Historical pedagogy theories and modern PLN’s are becoming inseparable. The traditional belief that an education is best obtained via the professor’s lecture and the student’s attention is grounded in the idea that lecture approach holds precedence in learning. Yet the PLN has banded with the Web and earned its spot under the lights of learning, initiating two shifts in the academic world. This session addresses these shifts from the perspective of a university student.
Title: Two Shifts in the Limelight of Learning: Student-Centric Learning As Seen By the Student
Historical pedagogy theories and 21st century personal learning networks are rapidly becoming inseparable. Modern learning theories foreshadow that true learning simply will not occur with either of these two items missing in the learning process.
The traditional belief that an education is best obtained via the professor’s lecture and the student’s devotion to her words and the textbook, which has held the limelight of learning throughout history, is firmly grounded in the belief that the lecture approach holds precedence in teaching and learning. Yet in recent decades, the PLN has banded with the Web and earned its spot under the lights of learning, initiating two shifts in the academic world:
1) The development of the 21st century student’s technical and social PLN, and
2) An adaptation of the job description of “teacher” whom, with today’s technologies, is emerging as indespensible facilitator and mentor to students in the student-centric learning experience, facilitated by their PLN.
Presented by a Brigham Young University student, the purpose of this session is to address these two focuses of academia from the personal perspective of a university student. The typical student’s technologically weak PLN will be revealed, as well as student’s general desire for that to change and for them to become more involved in their learning (students are not ignorant to the fact that something more can be done with learning and technology).
Secondly, knowing that the 21st century student has been greatly influenced and socialized by social learning networks, this presentation will convey some of the basal principles behind the student’s attraction to the social networking world and how educators can better incorporate the simple principles of the social network to their teaching and courses, thus contributing to the optimization of the modern PLN in today’s learning.
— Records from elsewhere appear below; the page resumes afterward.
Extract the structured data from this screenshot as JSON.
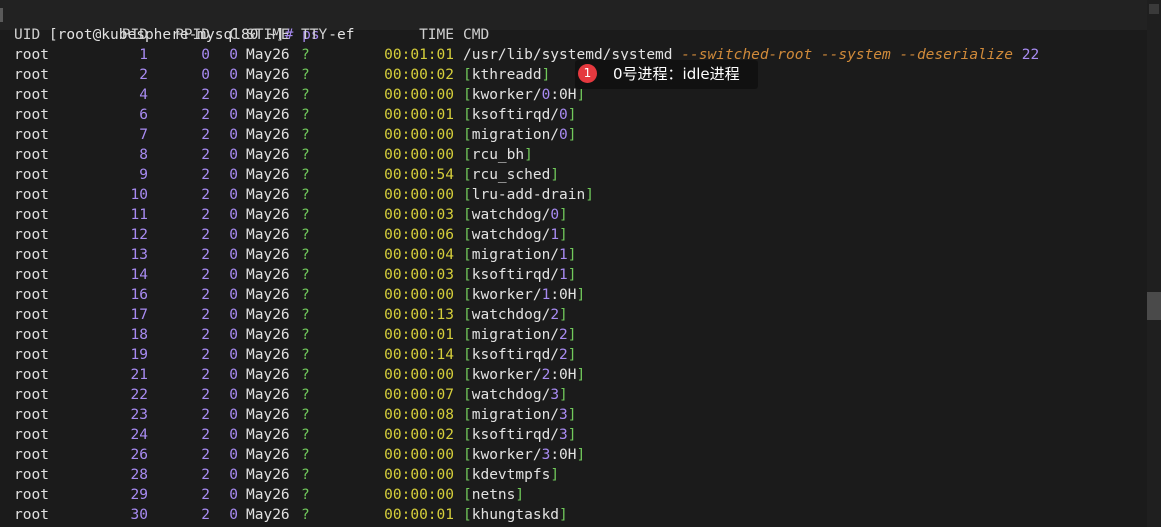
{
  "prompt": {
    "user_host": "[root@kubesphere-mysql80 ~]",
    "symbol": "#",
    "command": "ps",
    "args": "-ef"
  },
  "header": {
    "uid": "UID",
    "pid": "PID",
    "ppid": "PPID",
    "c": "C",
    "stime": "STIME",
    "tty": "TTY",
    "time": "TIME",
    "cmd": "CMD"
  },
  "rows": [
    {
      "uid": "root",
      "pid": "1",
      "ppid": "0",
      "c": "0",
      "stime": "May26",
      "tty": "?",
      "time": "00:01:01",
      "cmd_main": "/usr/lib/systemd/systemd",
      "cmd_opts": "--switched-root --system --deserialize",
      "cmd_num": "22"
    },
    {
      "uid": "root",
      "pid": "2",
      "ppid": "0",
      "c": "0",
      "stime": "May26",
      "tty": "?",
      "time": "00:00:02",
      "cmd_pre": "[",
      "cmd_name": "kthreadd",
      "cmd_suf": "]"
    },
    {
      "uid": "root",
      "pid": "4",
      "ppid": "2",
      "c": "0",
      "stime": "May26",
      "tty": "?",
      "time": "00:00:00",
      "cmd_pre": "[",
      "cmd_name": "kworker/",
      "cmd_n": "0",
      "cmd_tail": ":0H",
      "cmd_suf": "]"
    },
    {
      "uid": "root",
      "pid": "6",
      "ppid": "2",
      "c": "0",
      "stime": "May26",
      "tty": "?",
      "time": "00:00:01",
      "cmd_pre": "[",
      "cmd_name": "ksoftirqd/",
      "cmd_n": "0",
      "cmd_suf": "]"
    },
    {
      "uid": "root",
      "pid": "7",
      "ppid": "2",
      "c": "0",
      "stime": "May26",
      "tty": "?",
      "time": "00:00:00",
      "cmd_pre": "[",
      "cmd_name": "migration/",
      "cmd_n": "0",
      "cmd_suf": "]"
    },
    {
      "uid": "root",
      "pid": "8",
      "ppid": "2",
      "c": "0",
      "stime": "May26",
      "tty": "?",
      "time": "00:00:00",
      "cmd_pre": "[",
      "cmd_name": "rcu_bh",
      "cmd_suf": "]"
    },
    {
      "uid": "root",
      "pid": "9",
      "ppid": "2",
      "c": "0",
      "stime": "May26",
      "tty": "?",
      "time": "00:00:54",
      "cmd_pre": "[",
      "cmd_name": "rcu_sched",
      "cmd_suf": "]"
    },
    {
      "uid": "root",
      "pid": "10",
      "ppid": "2",
      "c": "0",
      "stime": "May26",
      "tty": "?",
      "time": "00:00:00",
      "cmd_pre": "[",
      "cmd_name": "lru-add-drain",
      "cmd_suf": "]"
    },
    {
      "uid": "root",
      "pid": "11",
      "ppid": "2",
      "c": "0",
      "stime": "May26",
      "tty": "?",
      "time": "00:00:03",
      "cmd_pre": "[",
      "cmd_name": "watchdog/",
      "cmd_n": "0",
      "cmd_suf": "]"
    },
    {
      "uid": "root",
      "pid": "12",
      "ppid": "2",
      "c": "0",
      "stime": "May26",
      "tty": "?",
      "time": "00:00:06",
      "cmd_pre": "[",
      "cmd_name": "watchdog/",
      "cmd_n": "1",
      "cmd_suf": "]"
    },
    {
      "uid": "root",
      "pid": "13",
      "ppid": "2",
      "c": "0",
      "stime": "May26",
      "tty": "?",
      "time": "00:00:04",
      "cmd_pre": "[",
      "cmd_name": "migration/",
      "cmd_n": "1",
      "cmd_suf": "]"
    },
    {
      "uid": "root",
      "pid": "14",
      "ppid": "2",
      "c": "0",
      "stime": "May26",
      "tty": "?",
      "time": "00:00:03",
      "cmd_pre": "[",
      "cmd_name": "ksoftirqd/",
      "cmd_n": "1",
      "cmd_suf": "]"
    },
    {
      "uid": "root",
      "pid": "16",
      "ppid": "2",
      "c": "0",
      "stime": "May26",
      "tty": "?",
      "time": "00:00:00",
      "cmd_pre": "[",
      "cmd_name": "kworker/",
      "cmd_n": "1",
      "cmd_tail": ":0H",
      "cmd_suf": "]"
    },
    {
      "uid": "root",
      "pid": "17",
      "ppid": "2",
      "c": "0",
      "stime": "May26",
      "tty": "?",
      "time": "00:00:13",
      "cmd_pre": "[",
      "cmd_name": "watchdog/",
      "cmd_n": "2",
      "cmd_suf": "]"
    },
    {
      "uid": "root",
      "pid": "18",
      "ppid": "2",
      "c": "0",
      "stime": "May26",
      "tty": "?",
      "time": "00:00:01",
      "cmd_pre": "[",
      "cmd_name": "migration/",
      "cmd_n": "2",
      "cmd_suf": "]"
    },
    {
      "uid": "root",
      "pid": "19",
      "ppid": "2",
      "c": "0",
      "stime": "May26",
      "tty": "?",
      "time": "00:00:14",
      "cmd_pre": "[",
      "cmd_name": "ksoftirqd/",
      "cmd_n": "2",
      "cmd_suf": "]"
    },
    {
      "uid": "root",
      "pid": "21",
      "ppid": "2",
      "c": "0",
      "stime": "May26",
      "tty": "?",
      "time": "00:00:00",
      "cmd_pre": "[",
      "cmd_name": "kworker/",
      "cmd_n": "2",
      "cmd_tail": ":0H",
      "cmd_suf": "]"
    },
    {
      "uid": "root",
      "pid": "22",
      "ppid": "2",
      "c": "0",
      "stime": "May26",
      "tty": "?",
      "time": "00:00:07",
      "cmd_pre": "[",
      "cmd_name": "watchdog/",
      "cmd_n": "3",
      "cmd_suf": "]"
    },
    {
      "uid": "root",
      "pid": "23",
      "ppid": "2",
      "c": "0",
      "stime": "May26",
      "tty": "?",
      "time": "00:00:08",
      "cmd_pre": "[",
      "cmd_name": "migration/",
      "cmd_n": "3",
      "cmd_suf": "]"
    },
    {
      "uid": "root",
      "pid": "24",
      "ppid": "2",
      "c": "0",
      "stime": "May26",
      "tty": "?",
      "time": "00:00:02",
      "cmd_pre": "[",
      "cmd_name": "ksoftirqd/",
      "cmd_n": "3",
      "cmd_suf": "]"
    },
    {
      "uid": "root",
      "pid": "26",
      "ppid": "2",
      "c": "0",
      "stime": "May26",
      "tty": "?",
      "time": "00:00:00",
      "cmd_pre": "[",
      "cmd_name": "kworker/",
      "cmd_n": "3",
      "cmd_tail": ":0H",
      "cmd_suf": "]"
    },
    {
      "uid": "root",
      "pid": "28",
      "ppid": "2",
      "c": "0",
      "stime": "May26",
      "tty": "?",
      "time": "00:00:00",
      "cmd_pre": "[",
      "cmd_name": "kdevtmpfs",
      "cmd_suf": "]"
    },
    {
      "uid": "root",
      "pid": "29",
      "ppid": "2",
      "c": "0",
      "stime": "May26",
      "tty": "?",
      "time": "00:00:00",
      "cmd_pre": "[",
      "cmd_name": "netns",
      "cmd_suf": "]"
    },
    {
      "uid": "root",
      "pid": "30",
      "ppid": "2",
      "c": "0",
      "stime": "May26",
      "tty": "?",
      "time": "00:00:01",
      "cmd_pre": "[",
      "cmd_name": "khungtaskd",
      "cmd_suf": "]"
    }
  ],
  "annotation": {
    "badge": "1",
    "text": "0号进程：idle进程"
  },
  "colors": {
    "background": "#1b1b1b",
    "number": "#a88bf2",
    "time": "#d6cf3b",
    "bracket": "#71c95b",
    "option": "#d08a3a"
  }
}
Objectives & Hands-on Experience
The objectives of this presentation are as follows:
1) Identify and review the catalysts of the recent changes in pedagogy and the PLN
2) Based on recent statistics from surveys conducted at BYU, diagram the typical university student’s PLN, identifying its strengths and weaknesses
3) Express the general opinion of students regarding the incorporation of social learning networks in their PLN’s. Studies are showing that collaborative learning reaps lasting rewards beyond those gleaned in the classroom, so how can collaborative learning via social networking better occur in personal learning networks? Is the incorporation of social networking into academia something students are even interested in?
4) Communicate one student’s opinion why ubiquitous student-centric learning has not yet been demanded by students themselves, but will occur very soon
5) Give attendees a live demo of a PLN system so they can experience first-hand the learning power that occurs when pedagogy is aligned to state standards and formative assessment data is available to drive student-centric teaching and learning decisions.
Academic Technology Research Assistant
Brigham Young University
Jeni is a student of Marriage and Family Relations in the classroom, and one of Academic Technology in the workplace. A budding 21st Century student, Jeni is determined to better use technological tools and resources to maximize her education and to help both educators and other students do the same.